EC officials voice doubts about Almunia's planned Google settlement deal
Concerns could yet derail entire process
Brussels' competition chief is facing a challenge from some of his colleagues in the European Commission who may yet derail his efforts to strike a settlement deal with Google over its alleged abuse of dominance in the search market.
Bloomberg reported, citing two sources familiar with the matter, that the EU's justice boss Viviane Reding and internal market and services official Michel Barnier had taken issue with Joaquin Almunia during the weekly meeting of the College of Commissioners on Wednesday.
The Register understands, according to a person close to the talks, that Almunia had hoped to stifle any discussion about his planned settlement deal with Google during the confab.

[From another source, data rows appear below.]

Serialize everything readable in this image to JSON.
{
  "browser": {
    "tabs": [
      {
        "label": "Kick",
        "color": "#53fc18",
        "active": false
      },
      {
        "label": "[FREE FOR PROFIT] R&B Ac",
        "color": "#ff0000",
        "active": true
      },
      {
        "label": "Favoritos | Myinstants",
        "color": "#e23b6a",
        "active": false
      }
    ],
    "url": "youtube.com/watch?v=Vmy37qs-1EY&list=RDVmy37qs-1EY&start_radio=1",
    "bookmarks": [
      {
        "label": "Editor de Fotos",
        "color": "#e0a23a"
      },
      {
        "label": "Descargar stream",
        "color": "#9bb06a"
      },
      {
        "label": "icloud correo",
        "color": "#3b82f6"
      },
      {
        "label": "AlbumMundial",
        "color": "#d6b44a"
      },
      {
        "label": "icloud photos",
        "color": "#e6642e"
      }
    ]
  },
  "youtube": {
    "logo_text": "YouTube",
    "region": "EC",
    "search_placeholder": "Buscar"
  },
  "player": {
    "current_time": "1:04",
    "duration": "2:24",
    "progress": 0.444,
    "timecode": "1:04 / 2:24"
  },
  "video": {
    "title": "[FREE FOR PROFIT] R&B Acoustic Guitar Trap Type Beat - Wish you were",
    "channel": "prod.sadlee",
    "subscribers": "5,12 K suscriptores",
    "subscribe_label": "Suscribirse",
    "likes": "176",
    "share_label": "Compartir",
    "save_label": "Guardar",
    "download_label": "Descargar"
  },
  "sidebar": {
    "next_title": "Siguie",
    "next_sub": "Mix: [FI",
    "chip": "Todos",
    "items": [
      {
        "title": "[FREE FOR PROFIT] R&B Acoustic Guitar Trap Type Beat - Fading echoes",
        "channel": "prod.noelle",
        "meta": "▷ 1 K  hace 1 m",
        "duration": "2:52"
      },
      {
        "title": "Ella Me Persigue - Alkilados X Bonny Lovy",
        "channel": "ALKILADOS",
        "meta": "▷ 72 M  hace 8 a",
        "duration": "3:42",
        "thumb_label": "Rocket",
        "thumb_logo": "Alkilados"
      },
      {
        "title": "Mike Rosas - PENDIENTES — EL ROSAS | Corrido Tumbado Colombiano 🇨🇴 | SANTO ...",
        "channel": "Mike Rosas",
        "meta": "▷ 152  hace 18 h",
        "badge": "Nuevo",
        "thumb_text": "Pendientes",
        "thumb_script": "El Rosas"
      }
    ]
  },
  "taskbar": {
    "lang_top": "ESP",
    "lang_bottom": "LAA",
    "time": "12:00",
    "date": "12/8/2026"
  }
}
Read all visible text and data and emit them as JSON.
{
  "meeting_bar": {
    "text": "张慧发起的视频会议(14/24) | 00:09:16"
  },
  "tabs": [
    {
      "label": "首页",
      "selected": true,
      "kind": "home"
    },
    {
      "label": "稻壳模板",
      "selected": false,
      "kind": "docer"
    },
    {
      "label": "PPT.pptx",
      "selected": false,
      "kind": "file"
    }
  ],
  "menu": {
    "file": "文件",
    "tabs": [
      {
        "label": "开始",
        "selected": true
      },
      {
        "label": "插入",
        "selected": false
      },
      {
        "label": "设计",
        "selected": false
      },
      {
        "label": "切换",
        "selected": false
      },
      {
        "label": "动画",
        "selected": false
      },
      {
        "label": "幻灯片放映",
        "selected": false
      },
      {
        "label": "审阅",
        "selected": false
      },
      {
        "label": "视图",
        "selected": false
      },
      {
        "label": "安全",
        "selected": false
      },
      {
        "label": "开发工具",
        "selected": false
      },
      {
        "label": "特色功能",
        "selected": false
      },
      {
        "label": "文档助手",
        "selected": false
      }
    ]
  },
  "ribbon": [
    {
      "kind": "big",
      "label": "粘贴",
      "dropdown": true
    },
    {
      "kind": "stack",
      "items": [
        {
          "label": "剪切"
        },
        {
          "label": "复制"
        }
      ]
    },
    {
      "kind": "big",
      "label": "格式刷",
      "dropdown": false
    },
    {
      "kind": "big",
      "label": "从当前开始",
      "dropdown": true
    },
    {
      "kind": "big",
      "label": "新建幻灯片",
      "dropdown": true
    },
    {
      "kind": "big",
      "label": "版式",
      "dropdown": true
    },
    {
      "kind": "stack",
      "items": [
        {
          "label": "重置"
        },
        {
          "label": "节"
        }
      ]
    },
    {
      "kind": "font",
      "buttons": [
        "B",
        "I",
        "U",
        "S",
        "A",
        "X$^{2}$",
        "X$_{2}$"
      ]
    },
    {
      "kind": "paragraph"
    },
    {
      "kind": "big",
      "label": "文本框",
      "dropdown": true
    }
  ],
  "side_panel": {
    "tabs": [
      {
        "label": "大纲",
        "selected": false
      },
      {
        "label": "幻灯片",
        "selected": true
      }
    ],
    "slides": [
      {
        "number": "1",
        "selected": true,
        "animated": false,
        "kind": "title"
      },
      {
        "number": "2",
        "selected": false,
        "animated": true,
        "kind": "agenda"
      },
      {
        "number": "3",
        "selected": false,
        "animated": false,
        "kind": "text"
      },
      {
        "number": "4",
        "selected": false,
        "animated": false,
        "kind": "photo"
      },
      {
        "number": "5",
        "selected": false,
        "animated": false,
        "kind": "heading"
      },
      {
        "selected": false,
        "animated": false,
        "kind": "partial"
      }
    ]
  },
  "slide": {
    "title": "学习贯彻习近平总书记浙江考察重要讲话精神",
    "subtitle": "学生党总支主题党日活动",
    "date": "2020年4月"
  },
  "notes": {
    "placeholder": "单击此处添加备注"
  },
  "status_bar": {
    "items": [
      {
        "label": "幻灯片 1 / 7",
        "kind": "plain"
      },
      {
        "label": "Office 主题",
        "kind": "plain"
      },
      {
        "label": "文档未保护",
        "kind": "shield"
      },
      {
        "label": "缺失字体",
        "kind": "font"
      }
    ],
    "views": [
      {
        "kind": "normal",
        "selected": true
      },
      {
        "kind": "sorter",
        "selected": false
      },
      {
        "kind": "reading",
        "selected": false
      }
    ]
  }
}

Barnier said after the meeting that a "long debate" had taken place that highlighted "concerns and questions" that the EC's vice president needed to carefully sift through.
Late last week, Microsoft and other Google foes claimed that Almunia had been too soft on Google by accepting its revised package of concessions to resolve a long-running antitrust dispute over the ad giant's search biz.
Rivals claim that Mountain View chokes competition in the 28 member-states' bloc, where Google commands around 90 per cent of the search market.
Almunia met with reporters in London last Friday when he hit back at Microsoft for claiming he had let Google slip through the net.
The commissioner told The Register when quizzed about such objections:
I cannot understand some voices [such as Microsoft] that have been involved in previous Article 9 commitment decisions, that now appear [to suggest] that a commitment decision is not an antitrust decision.
I cannot understand this.
But now concerns are seeping out from the Commission itself. El Reg is hearing that a variety of EU officials are worried about the proposed settlement deal, which - if waved through - would mean that Google would not be required to admit any wrongdoing, nor face the prospect of a gigantic fine.
It will, however, be legally obliged to stick to its commitments for five years. Almunia has said that such a move would restore competition more quickly then taking the case down an Article 7 route.
But the likes of commissioners such as Reding - who has clashed with Google in the past over her now scuppered, EU-wide data protection rewrite plans - may yet mothball any settlement deal from being sealed by around the summer as Almunia, whose term ends late in 2014, had hoped. ®